- September 27, 2017
- Posted by: Mark Gibson
- Category: Customer Experience, Innovation, Marketing
A friend of mine relayed a story that should serve as a cautionary tale to anyone operating a service business and trying to create loyalty.
This friend uses two of the dominant hotel chains and has Gold status with both. Recently, she received word that she had been “promoted” to what we will call Titanium status at one of the chains, with several additional benefits, including extra loyalty points for each hotel stay. She immediately began giving that brand preferential treatment, booking the majority of her stays there. This was exciting! A free vacation that much sooner!
So imagine her confusion when she received her next monthly statement and saw NO points accrued for four stays in the past 30 days. When she contacted the call center, the well trained representative explained that “the statement was in fact accurate, because guests are not permitted to receive loyalty credit for 2 hotel stays on the same night.” My friend tried to reason with the representative that other family members were traveling separately from her and staying in different cities. But of course the one hotel room per night policy triumphed! My disappointed and slightly angry friend received no credit for those 4 hotel stays.

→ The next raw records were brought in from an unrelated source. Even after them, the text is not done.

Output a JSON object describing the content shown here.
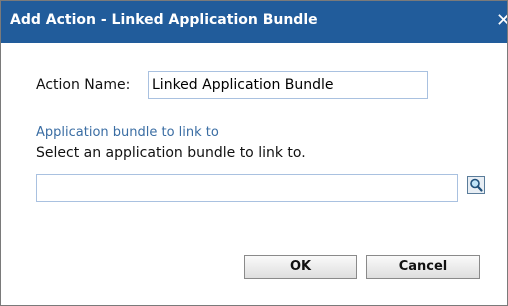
{
  "dialog": {
    "title": "Add Action - Linked Application Bundle",
    "close_glyph": "✕"
  },
  "form": {
    "action_name_label": "Action Name:",
    "action_name_value": "Linked Application Bundle",
    "bundle_section_title": "Application bundle to link to",
    "bundle_instruction": "Select an application bundle to link to.",
    "bundle_value": "",
    "browse_icon": "magnifier-icon"
  },
  "buttons": {
    "ok_label": "OK",
    "cancel_label": "Cancel"
  },
  "colors": {
    "titlebar": "#215c9b",
    "section_title": "#3a6da3"
  }
}
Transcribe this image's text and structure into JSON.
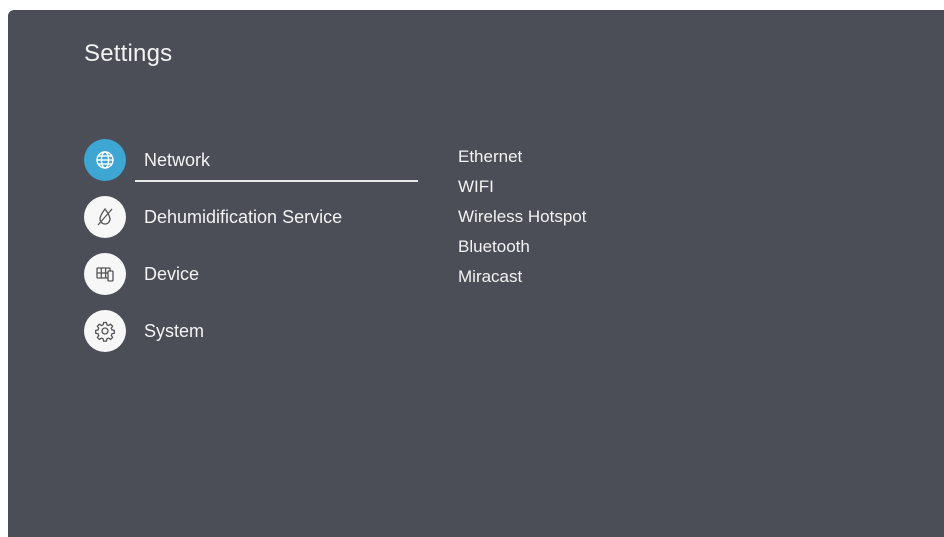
{
  "header": {
    "title": "Settings"
  },
  "menu": {
    "items": [
      {
        "label": "Network",
        "icon": "globe-icon",
        "active": true
      },
      {
        "label": "Dehumidification Service",
        "icon": "dehumidify-icon",
        "active": false
      },
      {
        "label": "Device",
        "icon": "device-icon",
        "active": false
      },
      {
        "label": "System",
        "icon": "gear-icon",
        "active": false
      }
    ]
  },
  "submenu": {
    "items": [
      "Ethernet",
      "WIFI",
      "Wireless Hotspot",
      "Bluetooth",
      "Miracast"
    ]
  },
  "colors": {
    "background": "#4b4d57",
    "accent": "#3ea6d2",
    "text": "#f3f3f3"
  }
}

So what did she do? Now that she knows the rules, she is forced to put her family up in the competing brand’s property in order to receive “loyalty points.” And she has a bit of a sour taste in her mouth for losing credit for those four nights. Which translates to shifting 50% of her spend back to Brand X.

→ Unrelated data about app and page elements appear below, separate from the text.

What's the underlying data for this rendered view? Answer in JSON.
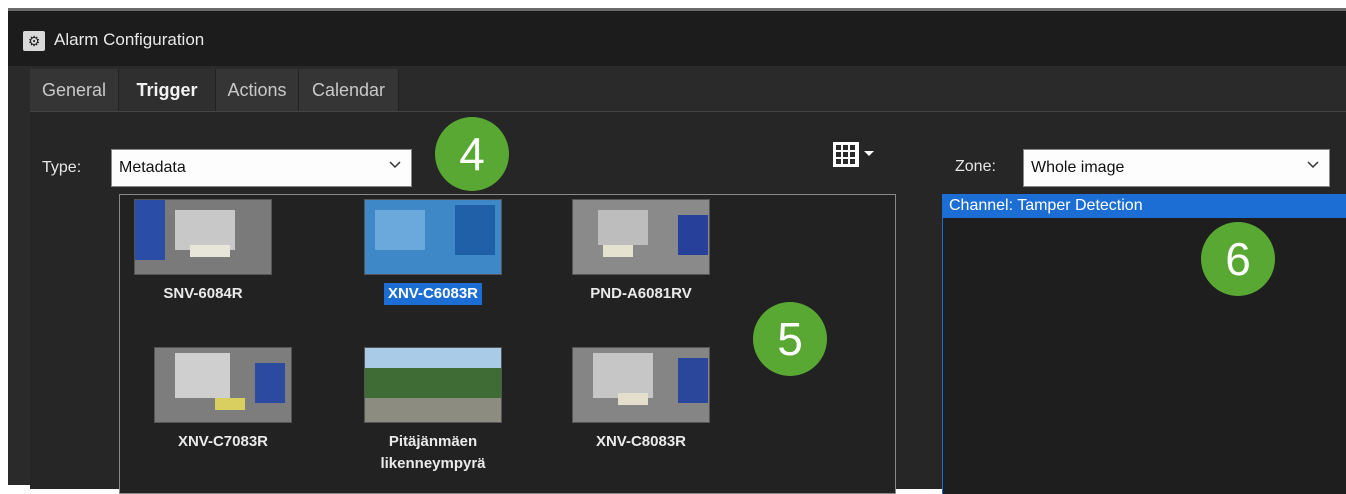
{
  "window": {
    "title": "Alarm Configuration",
    "icon": "gear-icon"
  },
  "tabs": [
    {
      "label": "General",
      "active": false
    },
    {
      "label": "Trigger",
      "active": true
    },
    {
      "label": "Actions",
      "active": false
    },
    {
      "label": "Calendar",
      "active": false
    }
  ],
  "trigger": {
    "type_label": "Type:",
    "type_value": "Metadata",
    "zone_label": "Zone:",
    "zone_value": "Whole image",
    "layout_icon": "grid-layout-icon"
  },
  "cameras": [
    {
      "label": "SNV-6084R",
      "selected": false
    },
    {
      "label": "XNV-C6083R",
      "selected": true
    },
    {
      "label": "PND-A6081RV",
      "selected": false
    },
    {
      "label": "XNV-C7083R",
      "selected": false
    },
    {
      "label": "Pitäjänmäen likenneympyrä",
      "selected": false
    },
    {
      "label": "XNV-C8083R",
      "selected": false
    }
  ],
  "zone_items": [
    {
      "label": "Channel: Tamper Detection",
      "selected": true
    }
  ],
  "badges": {
    "b4": "4",
    "b5": "5",
    "b6": "6"
  },
  "colors": {
    "accent": "#1c6ed4",
    "badge": "#5aa834",
    "background": "#2a2a2a"
  }
}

What was the impact on the hotel? A less happy less loyal client and thousands of dollars of lost revenue annually. Which translates into at least a $20,000 reduction in lifetime value from this very valuable client. All because of a misguided (and misnamed) “loyalty program” policy.
Finally, what is the lesson for the rest of us? Be extremely careful when designing programs, policies, rules, or fees for your best clients! Don’t rely solely on business managers and product or program managers to design your rules and policies. They are often too close to the situation, and it’s very difficult for them to view the situation from your client’s perspective. Follow the lead of service champions like Ritz Carlton and Southwest Airlines and engage your best clients in designing the products and programs you intend them to use!